No AMD offers so far – Russian general
“Whenever the offers arrive, we are prepared to consider them,” First Deputy Defence Minister Colonel General Aleksandr Kolmakov said, adding that Russia has a “successive military foreign policy” that was made considering the existing and potential threats.
Kolmakov’s words were a reaction to the recent declarations made by US Defense Secretary Robert Gates.
“New intelligence service”
At a Senate hearing Gates said he doesn’t rule out that the anti-missile radars may be built in Russia.
He also stated that Obama’s administration is “very interested” in cooperation with Russia, whose leaders were assured many times that AMD-systems are by no means aimed against Russia.
Gates referred to a meeting with Vladimir Putin years ago, when he was still Russia’s President.
“When I first met with President Putin and talked about this, he basically dismissed the idea that the Iranians would have a missile that would have the range to reach much of Western Europe and much of Russia before 2020 or so. And he showed me a map that his intelligence guys had prepared. And I told him he needed a new intelligence service,” Gates said.

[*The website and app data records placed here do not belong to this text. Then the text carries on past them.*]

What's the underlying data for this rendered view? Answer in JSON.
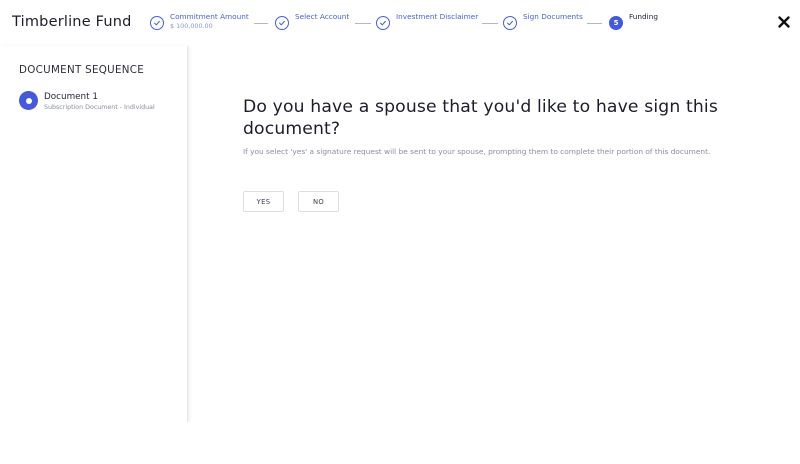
{
  "header": {
    "fund_title": "Timberline Fund",
    "close_icon": "close-icon"
  },
  "steps": [
    {
      "label": "Commitment Amount",
      "sub": "$ 100,000.00",
      "status": "complete"
    },
    {
      "label": "Select Account",
      "status": "complete"
    },
    {
      "label": "Investment Disclaimer",
      "status": "complete"
    },
    {
      "label": "Sign Documents",
      "status": "complete"
    },
    {
      "label": "Funding",
      "number": "5",
      "status": "current"
    }
  ],
  "sidebar": {
    "title": "DOCUMENT SEQUENCE",
    "documents": [
      {
        "name": "Document 1",
        "subtitle": "Subscription Document - Individual"
      }
    ]
  },
  "main": {
    "question": "Do you have a spouse that you'd like to have sign this document?",
    "description": "If you select 'yes' a signature request will be sent to your spouse, prompting them to complete their portion of this document.",
    "yes_label": "YES",
    "no_label": "NO"
  },
  "colors": {
    "accent": "#4659d6",
    "step_text": "#4a5fd0",
    "muted_text": "#8a8d9c"
  }
}
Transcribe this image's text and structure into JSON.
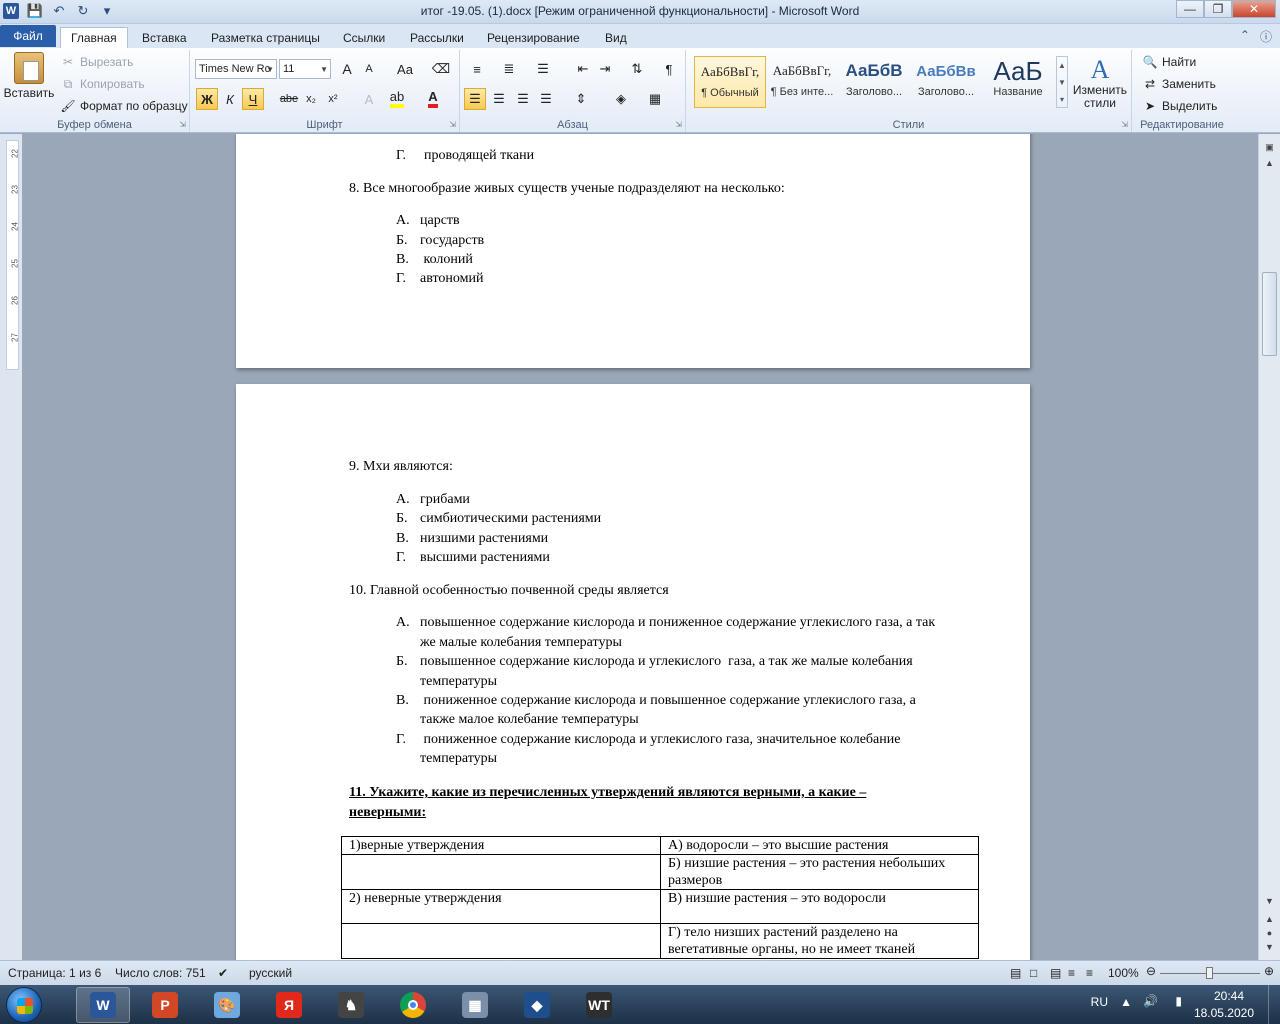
{
  "window": {
    "title": "итог -19.05. (1).docx [Режим ограниченной функциональности]  -  Microsoft Word",
    "app_icon": "W",
    "minimize": "—",
    "maximize": "❐",
    "close": "✕"
  },
  "tabs": {
    "file": "Файл",
    "items": [
      "Главная",
      "Вставка",
      "Разметка страницы",
      "Ссылки",
      "Рассылки",
      "Рецензирование",
      "Вид"
    ]
  },
  "ribbon": {
    "clipboard": {
      "label": "Буфер обмена",
      "paste": "Вставить",
      "cut": "Вырезать",
      "copy": "Копировать",
      "format_painter": "Формат по образцу"
    },
    "font": {
      "label": "Шрифт",
      "name": "Times New Rc",
      "size": "11",
      "bold": "Ж",
      "italic": "К",
      "underline": "Ч",
      "strike": "abe",
      "subscript": "x₂",
      "superscript": "x²",
      "grow": "A",
      "shrink": "A",
      "case": "Aa",
      "color_A": "A"
    },
    "paragraph": {
      "label": "Абзац",
      "pilcrow": "¶"
    },
    "styles": {
      "label": "Стили",
      "items": [
        {
          "preview": "АаБбВвГг,",
          "name": "¶ Обычный"
        },
        {
          "preview": "АаБбВвГг,",
          "name": "¶ Без инте..."
        },
        {
          "preview": "АаБбВ",
          "name": "Заголово..."
        },
        {
          "preview": "АаБбВв",
          "name": "Заголово..."
        },
        {
          "preview": "АаБ",
          "name": "Название"
        }
      ],
      "change": "Изменить стили"
    },
    "editing": {
      "label": "Редактирование",
      "find": "Найти",
      "replace": "Заменить",
      "select": "Выделить"
    }
  },
  "ruler": {
    "numbers": [
      "22",
      "23",
      "24",
      "25",
      "26",
      "27"
    ]
  },
  "document": {
    "page1": {
      "prev_option": {
        "letter": "Г.",
        "text": "проводящей ткани"
      },
      "q8": "8. Все многообразие живых существ ученые подразделяют на несколько:",
      "q8_options": [
        {
          "letter": "А.",
          "text": "царств"
        },
        {
          "letter": "Б.",
          "text": "государств"
        },
        {
          "letter": "В.",
          "text": " колоний"
        },
        {
          "letter": "Г.",
          "text": "автономий"
        }
      ]
    },
    "page2": {
      "q9": "9. Мхи являются:",
      "q9_options": [
        {
          "letter": "А.",
          "text": "грибами"
        },
        {
          "letter": "Б.",
          "text": "симбиотическими растениями"
        },
        {
          "letter": "В.",
          "text": "низшими растениями"
        },
        {
          "letter": "Г.",
          "text": "высшими растениями"
        }
      ],
      "q10": "10. Главной особенностью почвенной среды является",
      "q10_options": [
        {
          "letter": "А.",
          "line1": "повышенное содержание кислорода и пониженное содержание углекислого газа, а так",
          "line2": "же малые колебания температуры"
        },
        {
          "letter": "Б.",
          "line1": "повышенное содержание кислорода и углекислого  газа, а так же малые колебания",
          "line2": "температуры"
        },
        {
          "letter": "В.",
          "line1": " пониженное содержание кислорода и повышенное содержание углекислого газа, а",
          "line2": "также малое колебание температуры"
        },
        {
          "letter": "Г.",
          "line1": " пониженное содержание кислорода и углекислого газа, значительное колебание",
          "line2": "температуры"
        }
      ],
      "q11_line1": "11. Укажите, какие из перечисленных утверждений являются верными, а какие –",
      "q11_line2": "неверными:",
      "table": [
        [
          "1)верные утверждения",
          "А) водоросли – это высшие растения"
        ],
        [
          "",
          "Б) низшие растения – это растения небольших размеров"
        ],
        [
          "2) неверные утверждения",
          "В) низшие растения – это водоросли"
        ],
        [
          "",
          "Г) тело низших растений разделено на вегетативные органы, но не имеет тканей"
        ]
      ]
    }
  },
  "statusbar": {
    "page": "Страница: 1 из 6",
    "words": "Число слов: 751",
    "language": "русский",
    "zoom": "100%",
    "zoom_level": 0.5
  },
  "taskbar": {
    "apps": [
      {
        "name": "word",
        "glyph": "W",
        "color": "#2b579a"
      },
      {
        "name": "powerpoint",
        "glyph": "P",
        "color": "#d24726"
      },
      {
        "name": "paint",
        "glyph": "🎨",
        "color": "#6fa8dc"
      },
      {
        "name": "yandex",
        "glyph": "Я",
        "color": "#e0291b"
      },
      {
        "name": "chess",
        "glyph": "♞",
        "color": "#444444"
      },
      {
        "name": "chrome",
        "glyph": "",
        "color": "#ffffff"
      },
      {
        "name": "calculator",
        "glyph": "▦",
        "color": "#7b8fa8"
      },
      {
        "name": "game-launcher",
        "glyph": "◆",
        "color": "#1f4e8c"
      },
      {
        "name": "world-of-tanks",
        "glyph": "WT",
        "color": "#2e2e2e"
      }
    ],
    "lang": "RU",
    "time": "20:44",
    "date": "18.05.2020"
  },
  "colors": {
    "file_tab": "#2a5ea8",
    "doc_bg": "#9aa7b8",
    "taskbar": "#1d3147"
  }
}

However, according to Gates, “Russians have come back” to the Pentagon, acknowledging that the Iranian missile threat was bigger than Moscow initially believed.

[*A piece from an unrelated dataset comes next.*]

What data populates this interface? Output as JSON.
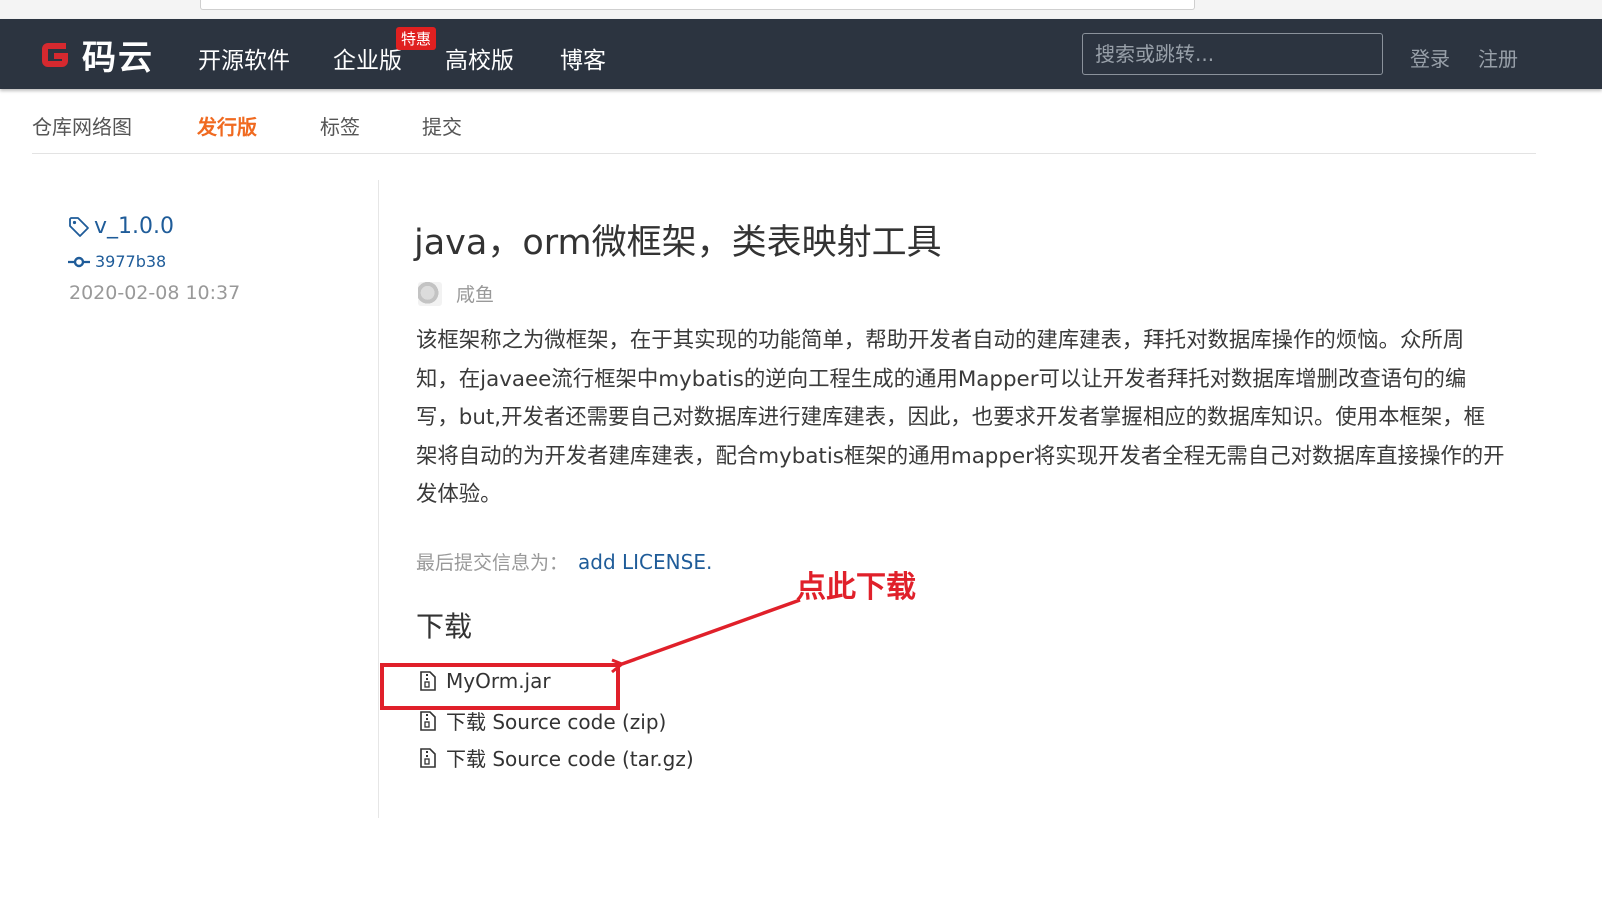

“My hope is we can build on that, and perhaps at the president's summit meeting with President Medvedev perhaps begin to make some steps where they will partner with us and Poland and the Czech Republic, in going forward with missile defense,” Gates concluded.

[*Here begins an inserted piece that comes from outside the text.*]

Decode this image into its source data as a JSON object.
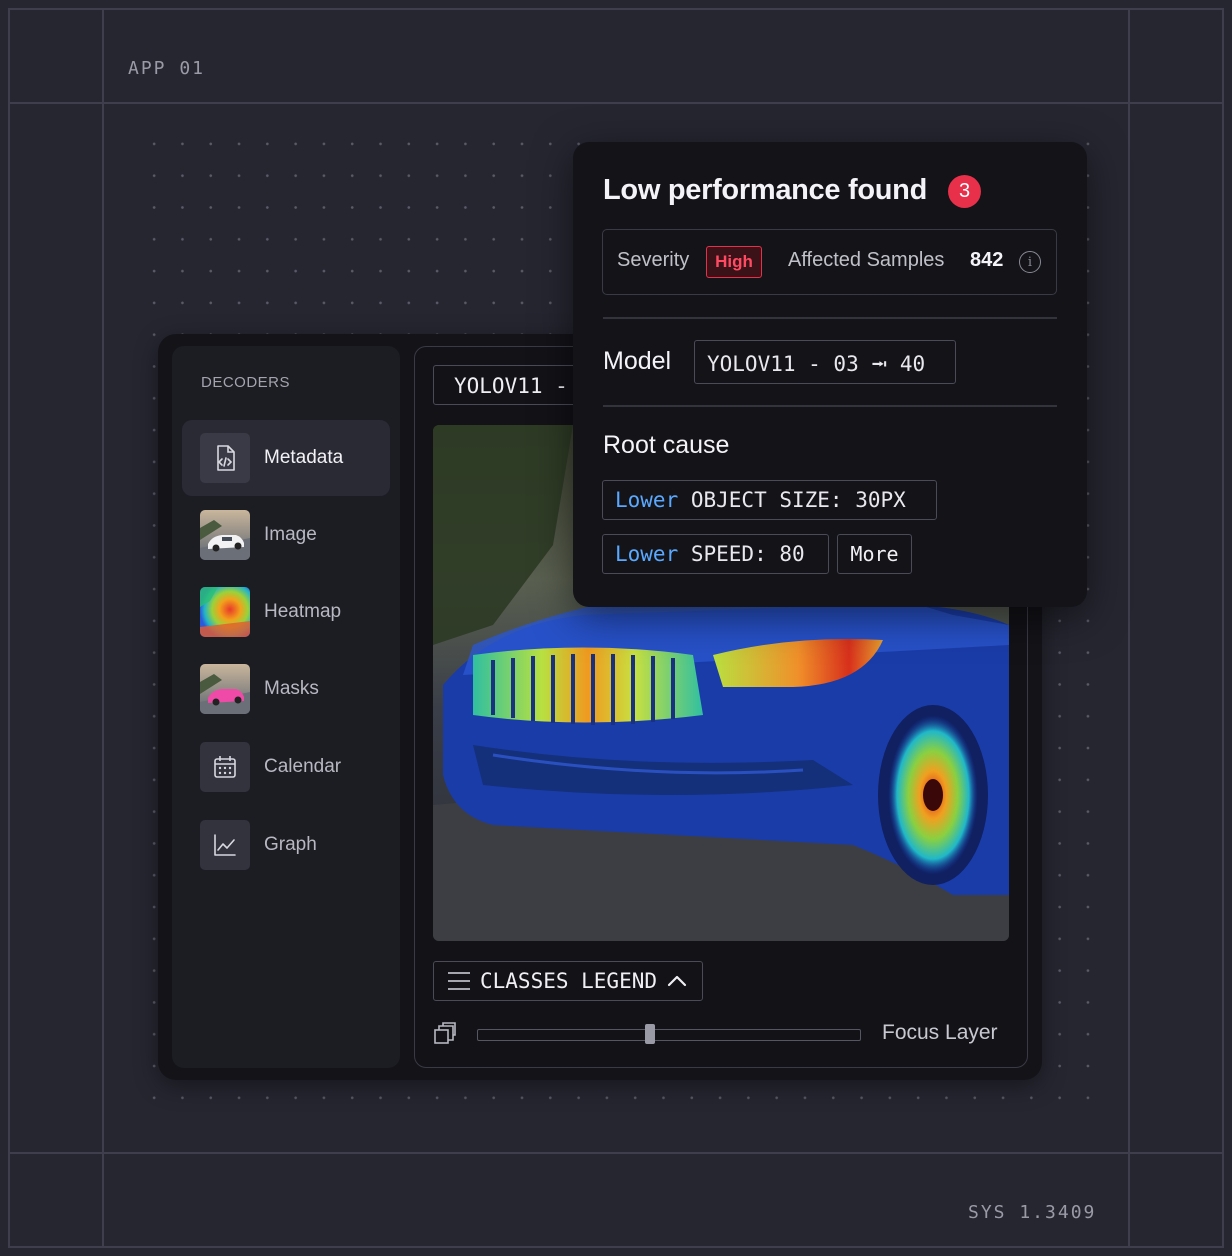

Gates, though in office since 2006 under George W. Bush, has spent some time working with President Obama’s administration. He also wrote his doctorate paper on Russian and Soviet history.
“Radar bases in Russia are possible”
Former strategic arms research institute head, Major-General Vladimir Dvorkin from the Institute of World Economy and International Relations told Interfax that radar bases in Russia are a possibility.
“I can’t say anything definitive about American radars on Russia’s territory, but solving that question the way it is may be quite real. And speaking of the decision on the data exchange center [a unit that will secure an on-the-fly connection on missile defence between Moscow and Washington] that was made by two presidents back in 1998, it has to be reanimated. It was small, but it was a move in right direction,” he said.
“These moves will help change the current absurd state of mutual nuclear deterrence,” Dvorkin added.
Under the current plans, the radars would be in Poland and the Czech Republic – an approach strongly criticized by Moscow.